Each line below should be written out exactly, with none skipped.
════
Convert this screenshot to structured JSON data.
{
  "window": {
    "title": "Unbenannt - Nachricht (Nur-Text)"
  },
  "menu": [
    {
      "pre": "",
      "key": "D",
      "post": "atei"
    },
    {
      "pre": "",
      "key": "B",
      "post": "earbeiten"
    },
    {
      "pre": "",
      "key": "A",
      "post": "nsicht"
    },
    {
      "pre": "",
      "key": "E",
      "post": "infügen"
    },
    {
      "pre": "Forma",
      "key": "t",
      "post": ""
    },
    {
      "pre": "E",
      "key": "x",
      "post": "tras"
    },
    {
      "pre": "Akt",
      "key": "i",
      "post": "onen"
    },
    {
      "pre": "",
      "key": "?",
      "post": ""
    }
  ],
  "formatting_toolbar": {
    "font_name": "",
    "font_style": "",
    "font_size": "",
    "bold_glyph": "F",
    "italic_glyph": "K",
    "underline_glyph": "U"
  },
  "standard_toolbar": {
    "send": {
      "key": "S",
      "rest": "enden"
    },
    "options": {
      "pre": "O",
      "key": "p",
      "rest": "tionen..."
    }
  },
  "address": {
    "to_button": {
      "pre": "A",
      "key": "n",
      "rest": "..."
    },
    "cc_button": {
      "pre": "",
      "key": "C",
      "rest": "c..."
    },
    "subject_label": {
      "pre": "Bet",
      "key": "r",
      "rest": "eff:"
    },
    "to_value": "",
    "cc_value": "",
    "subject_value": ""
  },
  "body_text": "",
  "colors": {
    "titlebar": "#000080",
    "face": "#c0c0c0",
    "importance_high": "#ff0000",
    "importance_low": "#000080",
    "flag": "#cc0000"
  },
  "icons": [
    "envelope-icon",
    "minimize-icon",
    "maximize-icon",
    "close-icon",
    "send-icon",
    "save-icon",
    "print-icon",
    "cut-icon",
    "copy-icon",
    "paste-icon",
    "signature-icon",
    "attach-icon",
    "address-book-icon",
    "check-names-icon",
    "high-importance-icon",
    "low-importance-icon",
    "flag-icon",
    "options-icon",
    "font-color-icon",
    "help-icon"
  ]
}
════
- [Your response]
Convert this screenshot to structured JSON data.
{
  "window": {
    "title": "Unbenannt - Nachricht (Nur-Text)"
  },
  "menu": [
    {
      "pre": "",
      "key": "D",
      "post": "atei"
    },
    {
      "pre": "",
      "key": "B",
      "post": "earbeiten"
    },
    {
      "pre": "",
      "key": "A",
      "post": "nsicht"
    },
    {
      "pre": "",
      "key": "E",
      "post": "infügen"
    },
    {
      "pre": "Forma",
      "key": "t",
      "post": ""
    },
    {
      "pre": "E",
      "key": "x",
      "post": "tras"
    },
    {
      "pre": "Akt",
      "key": "i",
      "post": "onen"
    },
    {
      "pre": "",
      "key": "?",
      "post": ""
    }
  ],
  "formatting_toolbar": {
    "font_name": "",
    "font_style": "",
    "font_size": "",
    "bold_glyph": "F",
    "italic_glyph": "K",
    "underline_glyph": "U"
  },
  "standard_toolbar": {
    "send": {
      "key": "S",
      "rest": "enden"
    },
    "options": {
      "pre": "O",
      "key": "p",
      "rest": "tionen..."
    }
  },
  "address": {
    "to_button": {
      "pre": "A",
      "key": "n",
      "rest": "..."
    },
    "cc_button": {
      "pre": "",
      "key": "C",
      "rest": "c..."
    },
    "subject_label": {
      "pre": "Bet",
      "key": "r",
      "rest": "eff:"
    },
    "to_value": "",
    "cc_value": "",
    "subject_value": ""
  },
  "body_text": "",
  "colors": {
    "titlebar": "#000080",
    "face": "#c0c0c0",
    "importance_high": "#ff0000",
    "importance_low": "#000080",
    "flag": "#cc0000"
  },
  "icons": [
    "envelope-icon",
    "minimize-icon",
    "maximize-icon",
    "close-icon",
    "send-icon",
    "save-icon",
    "print-icon",
    "cut-icon",
    "copy-icon",
    "paste-icon",
    "signature-icon",
    "attach-icon",
    "address-book-icon",
    "check-names-icon",
    "high-importance-icon",
    "low-importance-icon",
    "flag-icon",
    "options-icon",
    "font-color-icon",
    "help-icon"
  ]
}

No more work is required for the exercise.